I was in the staff lounge grabbing a cup of coffee recently. Next to the Keurig machine is a lending library. No one really runs it. People just put books on the shelf, assuming others might want to read what they are sharing. I think there is a decent amount of traffic in what is coming and going.
Even at a glance, this collection would not be Common Core-acceptable in any classroom. Way too much fiction, and not enough informational and explanatory text.
But before I go back to the lounge and start sneaking in nonfiction books into this library, what do we see here? First, we have a lot of avid readers on our school staff. This alone is cause for celebration. Second, the books here are fairly complex texts, having read a number of them myself. In addition, this activity is independent of any requirements. As the school’s principal, I have not mandated that every staff member bring in “x” amount of books for this exchange. It just happens. It should also be noted that we have a book-a-day calendar next to the Keurig machine, as a daily recommendation for our next potential read.

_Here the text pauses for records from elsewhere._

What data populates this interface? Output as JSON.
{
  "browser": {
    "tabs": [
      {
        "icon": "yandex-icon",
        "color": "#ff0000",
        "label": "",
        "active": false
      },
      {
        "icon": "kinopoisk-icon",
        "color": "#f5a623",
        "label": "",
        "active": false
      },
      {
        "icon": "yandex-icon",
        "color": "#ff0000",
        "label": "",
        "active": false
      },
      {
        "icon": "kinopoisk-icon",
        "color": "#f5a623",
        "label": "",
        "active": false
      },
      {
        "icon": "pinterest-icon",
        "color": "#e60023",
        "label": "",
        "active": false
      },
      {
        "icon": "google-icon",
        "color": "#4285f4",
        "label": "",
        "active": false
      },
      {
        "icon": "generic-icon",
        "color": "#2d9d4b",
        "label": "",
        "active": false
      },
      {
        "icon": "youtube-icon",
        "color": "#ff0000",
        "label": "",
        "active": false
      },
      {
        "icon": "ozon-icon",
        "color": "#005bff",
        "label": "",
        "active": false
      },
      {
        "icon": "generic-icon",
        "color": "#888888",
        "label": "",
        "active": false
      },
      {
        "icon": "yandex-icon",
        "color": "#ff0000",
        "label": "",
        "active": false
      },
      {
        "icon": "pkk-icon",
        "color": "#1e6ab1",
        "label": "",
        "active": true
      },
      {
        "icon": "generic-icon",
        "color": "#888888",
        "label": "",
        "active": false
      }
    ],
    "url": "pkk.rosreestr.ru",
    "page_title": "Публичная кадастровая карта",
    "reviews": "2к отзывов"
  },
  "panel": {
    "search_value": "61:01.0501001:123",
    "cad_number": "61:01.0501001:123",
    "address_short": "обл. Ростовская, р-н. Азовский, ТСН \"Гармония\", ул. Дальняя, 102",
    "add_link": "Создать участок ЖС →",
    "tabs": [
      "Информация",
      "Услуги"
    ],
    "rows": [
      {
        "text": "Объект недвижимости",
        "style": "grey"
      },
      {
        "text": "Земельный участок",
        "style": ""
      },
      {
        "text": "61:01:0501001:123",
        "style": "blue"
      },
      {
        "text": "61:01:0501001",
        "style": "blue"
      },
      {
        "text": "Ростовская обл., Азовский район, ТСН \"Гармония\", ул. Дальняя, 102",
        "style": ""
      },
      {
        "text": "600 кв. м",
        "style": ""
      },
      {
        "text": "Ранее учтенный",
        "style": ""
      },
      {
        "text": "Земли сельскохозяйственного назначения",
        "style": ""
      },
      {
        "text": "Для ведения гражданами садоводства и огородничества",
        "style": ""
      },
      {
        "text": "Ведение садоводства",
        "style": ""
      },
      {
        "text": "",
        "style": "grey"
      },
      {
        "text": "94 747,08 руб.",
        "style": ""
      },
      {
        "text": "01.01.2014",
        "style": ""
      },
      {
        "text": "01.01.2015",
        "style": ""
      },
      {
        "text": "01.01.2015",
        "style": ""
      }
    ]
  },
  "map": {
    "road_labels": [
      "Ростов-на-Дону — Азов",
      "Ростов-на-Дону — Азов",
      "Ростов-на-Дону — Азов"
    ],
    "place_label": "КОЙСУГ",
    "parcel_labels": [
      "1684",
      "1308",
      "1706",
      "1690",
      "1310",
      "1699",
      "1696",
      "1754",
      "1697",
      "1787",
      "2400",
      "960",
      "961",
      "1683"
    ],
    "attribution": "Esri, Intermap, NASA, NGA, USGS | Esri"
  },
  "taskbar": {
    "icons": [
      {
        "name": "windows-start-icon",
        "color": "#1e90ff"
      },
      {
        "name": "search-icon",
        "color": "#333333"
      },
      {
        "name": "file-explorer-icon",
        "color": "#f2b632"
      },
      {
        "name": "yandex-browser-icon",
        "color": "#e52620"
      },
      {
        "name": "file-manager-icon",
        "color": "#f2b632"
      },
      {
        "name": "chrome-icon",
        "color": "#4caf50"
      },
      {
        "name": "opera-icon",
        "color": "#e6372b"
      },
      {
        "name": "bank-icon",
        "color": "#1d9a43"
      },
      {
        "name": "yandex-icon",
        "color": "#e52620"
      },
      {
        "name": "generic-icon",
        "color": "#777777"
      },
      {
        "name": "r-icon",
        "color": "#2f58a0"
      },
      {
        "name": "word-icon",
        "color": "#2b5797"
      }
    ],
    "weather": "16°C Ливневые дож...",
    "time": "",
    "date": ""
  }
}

I share this because of a recent article regarding the lack of nonfiction reading that is observed in today’s students. In this report, students’ reading habits and willingness to tackle complex texts start to decline after 6th grade. The journalist suggests that U.S. students will not be college and career ready at this rate, noting that “a key cornerstone of reading comprehension is vocabulary” and that “words that need to be encountered are in literature”.
What is not focused on in the article are the possible reasons as to why students are reading less once they hit secondary school. Maybe this is too simplistic in thinking, but could it be that independent reading – the time in which students are reading what they want, and often fiction – starts to go away in favor of the more traditional, departmentalized schedule? In my experience, the subject of reading is renamed “English”, “Language Arts”, or “Disciplinary Literacy” once students hit adolescence. Sounds depressing, if you ask me. No wonder kids are reading less.
Instead of assigning fiction with the blame of lower reading scores, what if we reconsider the way we promote reading in general? As an avid reader myself, I find fiction to be the gateway to a host of possibilities for reading in other areas. The thinking required for some of the novels I choose is deep, comprehensive, and often demanding of a second perspective. These inquiries naturally lead to book clubs, where a reader can share questions and become a better reader than they were before. Deep and complex thinking, asking questions, seeking new information…these strategies are the same that we demand of learners tackling nonfiction.
So if fiction is more than fluff, in comparison to the “rigor” of nonfiction, what are the implications for literacy instruction? It is much easier to teach anyone how to do anything when they are engaged in the process of actually doing it. We are giving them a taste of what is possible. Dangling dessert in front of our kids so they will eat their supper might work at the dinner table. But for more complex activities such as lifelong reading, we should reconsider our approach.